9-1-1; What Is Your Emergency?

Monday, March 30, 2009

Customer Service is Key to Communication

Guest Commentary taken from Emergency Number Personnel Magazine March 2009
Written by Martin Nealeigh, Investigative Supervisor for a family services agency in Texas. He served seven years as an emergency communications operator before working as a probation officer and as a child abuse investigator.

As your agency addresses issues of personnel and training, it should also be addressing customer service.

As a former dispatcher I am all too aware that often the worst call you can receive in an emergency communications center is a call from either someone who works, or has worked, as a dispatcher. This knowledge has actually made me reluctant to call on a few occasions, but the dire situation witnessed required that my reluctance be overcome. The sad fact is that in the dozen or so 911 calls I have made in the 12 years since I last fielded an emergency call myself, I cannot help but analyze the quality of how the call was handled by the person in the emergency call center. A few weeks ago another occasion presented itself in which I placed an emergency call to local law enforcement due to an automobile accident that I had come across on the interstate. Yet again, I found myself critiquing the work of the call taker.

Before I go further, I must say that I have no illusions of having been the perfect dispatcher. In fact, my memories of my work are littered with recollections of things I would have done differently in the light of a new day. The challenges faced by those behind the console today are staggering and the proliferation of wireless communications, while a lifesaver, is also a challenge that would stymie the most proficient dispatcher of a decade ago. Having acknowledged my own shortcomings and the challenges of those fielding calls today, I believe that I speak from an expert's perspective about the quality of call handling. Something that often seems lost, and was certainly lost in my work, is the customer service aspect of the work of the emergency communications center call taker.

Why worry about customer service? After all, if you are calling 911 you need the help of emergency services certainly more than they need your call, right? Well, in part this is true. For that matter, what is customer service in terms of the work performed by an emergency communications center? Customer service, whether at your local outlet or a national retailer, a small town grocer or an emergency communications center, revolves around one key...communication. Effective customer service requires that the customers not only communicate their needs, but also that the parties providing the response to those needs listen closely and respond clearly in order to elicit greater clarity of understanding of the needs that must be addressed for the customer. Again you may ask why make such efforts when there is only one place to call in an emergency? The answer is simple, if the public (your customer) develops a perception that you are not focused on them, then calls that should be made will not. Those that are made will lack the information necessary to provide to you and those responding to the call for help with the necessary information to properly prepare for, and address, the emergency at hand.

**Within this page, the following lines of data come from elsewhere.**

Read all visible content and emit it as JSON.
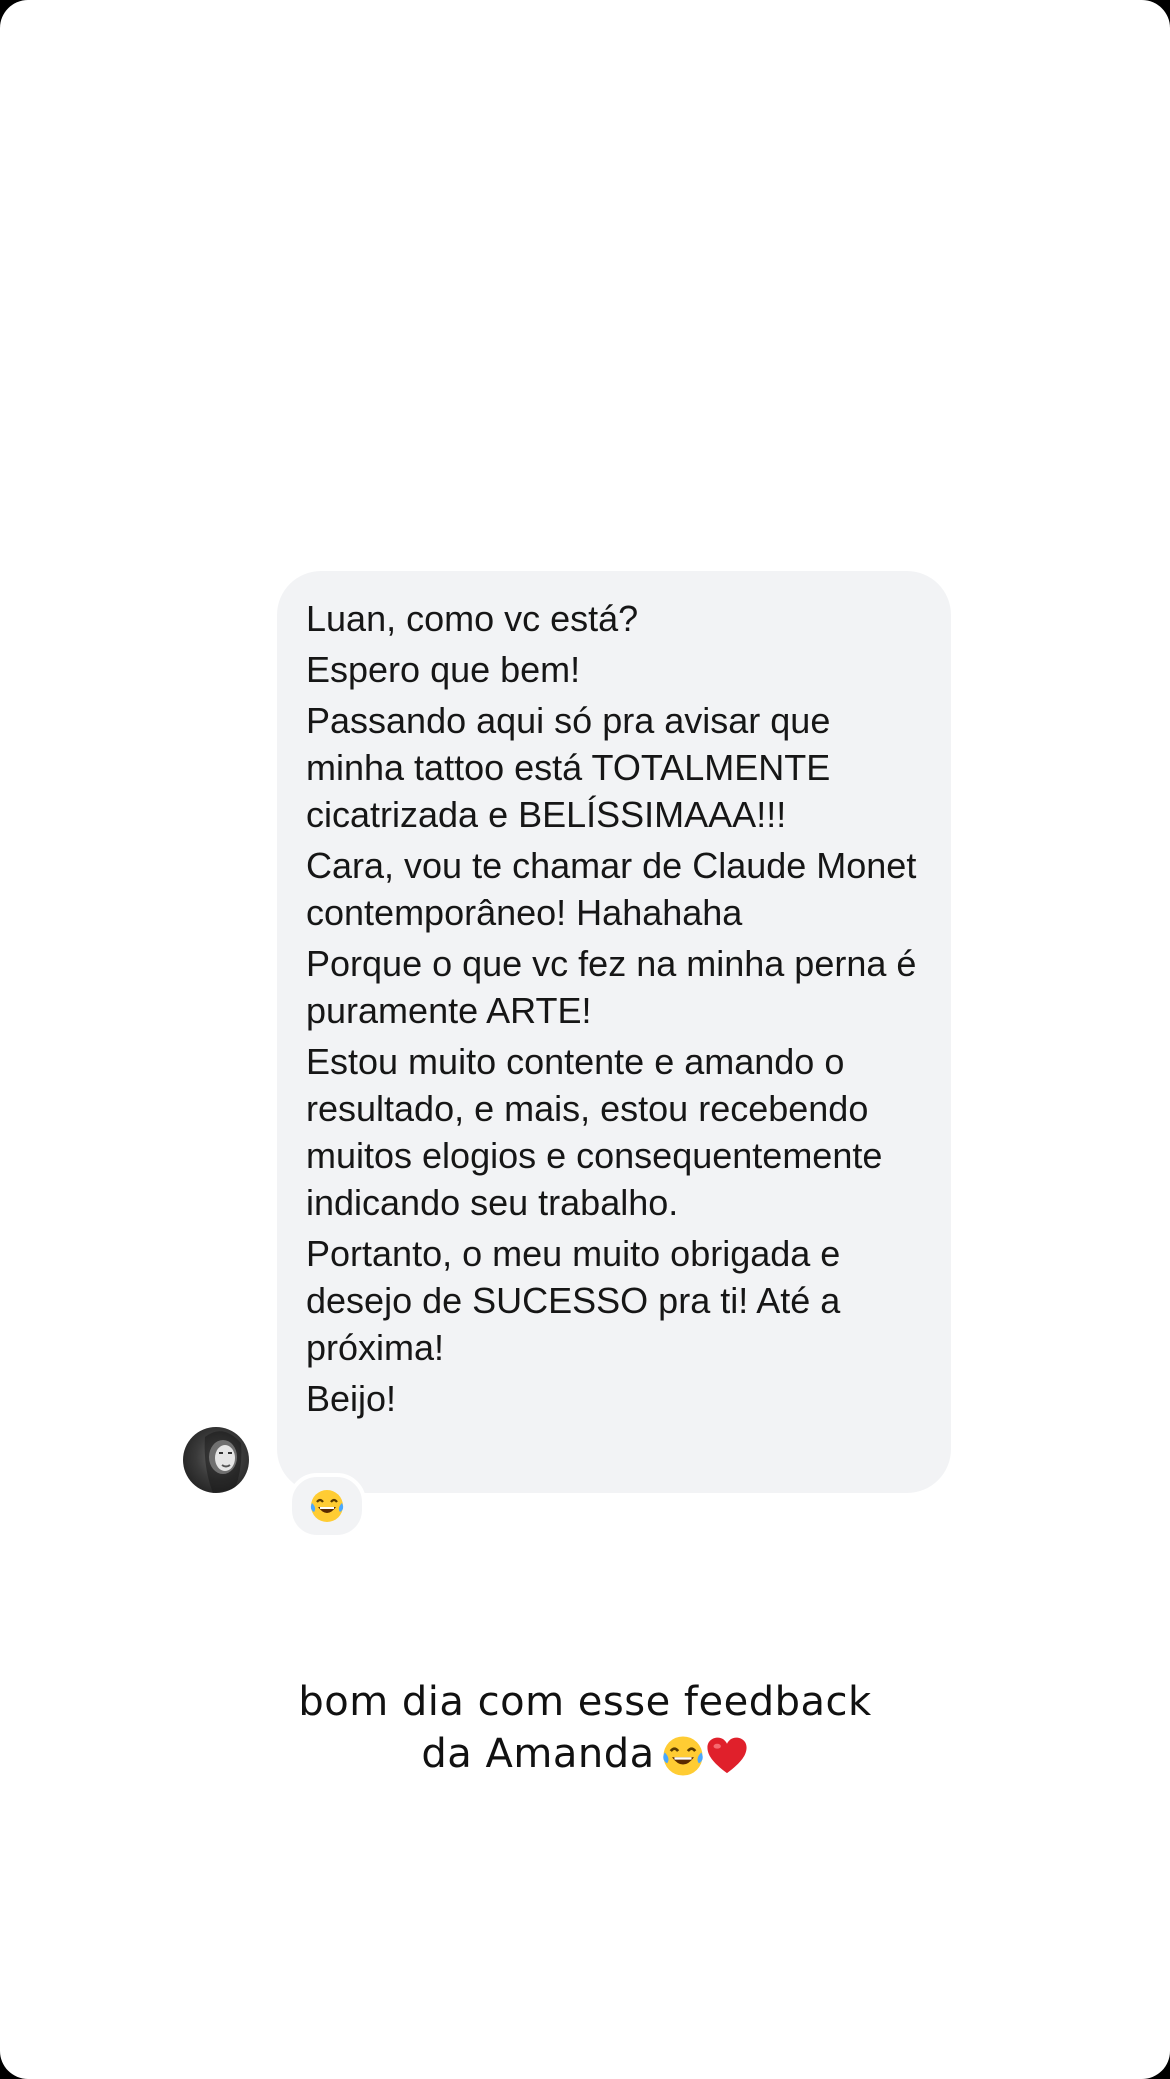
{
  "message": {
    "lines": [
      "Luan, como vc está?",
      "Espero que bem!",
      "Passando aqui só pra avisar que minha tattoo está TOTALMENTE cicatrizada e BELÍSSIMAAA!!!",
      "Cara, vou te chamar de Claude Monet contemporâneo! Hahahaha",
      "Porque o que vc fez na minha perna é puramente ARTE!",
      "Estou muito contente e amando o resultado, e mais, estou recebendo muitos elogios e consequentemente indicando seu trabalho.",
      "Portanto, o meu muito obrigada e desejo de SUCESSO pra ti! Até a próxima!",
      "Beijo!"
    ],
    "reaction_icon": "laughing-tears-emoji"
  },
  "caption": {
    "line1": "bom dia com esse feedback",
    "line2": "da Amanda",
    "icons": [
      "laughing-tears-emoji",
      "red-heart-emoji"
    ]
  },
  "colors": {
    "bubble": "#f2f3f5",
    "background": "#ffffff",
    "text": "#161616"
  }
}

So now let's go back to the emergency call that I recently placed. Traveling along a very congested stretch of interstate, traffic suddenly stopped. A ladder had fallen from the back of a passing truck. Although an alert motorist had stopped in time to not hit the ladder, the tractor-trailer behind them did not. Emergency assistance was clearly needed for those in the car and with phone in hand, I placed the call. The local agency that took the call was no doubt unundated with calls from passersby who had witnessed the accident. Such is often the case and in this instance the call taker was quick to "handle" the call immediately inquiring if I was calling about the accident on the interstate. I explained the location of the accident I had observed and was assured that help was responding. The problem is that by answering the call, "XXXX 911; are you calling about the accident on Interstate XX?" the call taker has set up a situation that would fail to clearly identify multiple accident locations if such were the case. Further, in failing to listen to the information coming in from the caller, the call taker has already decided what the content of the call would be before even allowing the caller to be heard. Beyond these obvious areas of concern is the underlying tone of the call which can lead a caller to second-guess reporting information in the future, believing that surely others will make the call.

It is easy to fall into the mindset as a call taker -- believing that you know what the caller is about to tell you based upon your own experience and the information that is coming into the emergency communications center, especially during critical incidents. Nevertheless, staffs that are trained to carefully listen to, as well as question, the callers are better prepared to react appropriately not just in those incidents that turn out just as expected, but also in those incidents that are anything but common.

Customer service is not just the responsibility of the call taker, but extends all the way through the layers of agency management. Communications center managers have a critical role in the work of putting forth a customer service approach to how the staff handles calls. In emergency services it can be easy to place a customer service approach in the back of the minds of those doing the work. It is something that many agencies do not spend much time addressing in training. Even if they do, customer service often is misinterpreted as simply being courteous. In emergency communications, customer service extends well beyond common courtesies and is a key element in the successful retrieval of information from the most important tool that emergency personnel have access to -- the citizen on the scene.

As your agency addresses issues of personnel and training, it should also be addressing customer service. Much of the work performed by emergency personnel is assessed, not just on the outcome of the situation. This critical incident analysis starts with incoming calls for service and active listening -- it will save lives just as surely as will asking the right questions.


  1. Hi,

    Interesting post!Thanks for sharing such wonderful. I feel the best customer service training program is one that has proper resources to train.

  2. Hi,

    Interesting post! I feel the best customer service training is one that has best resources to train.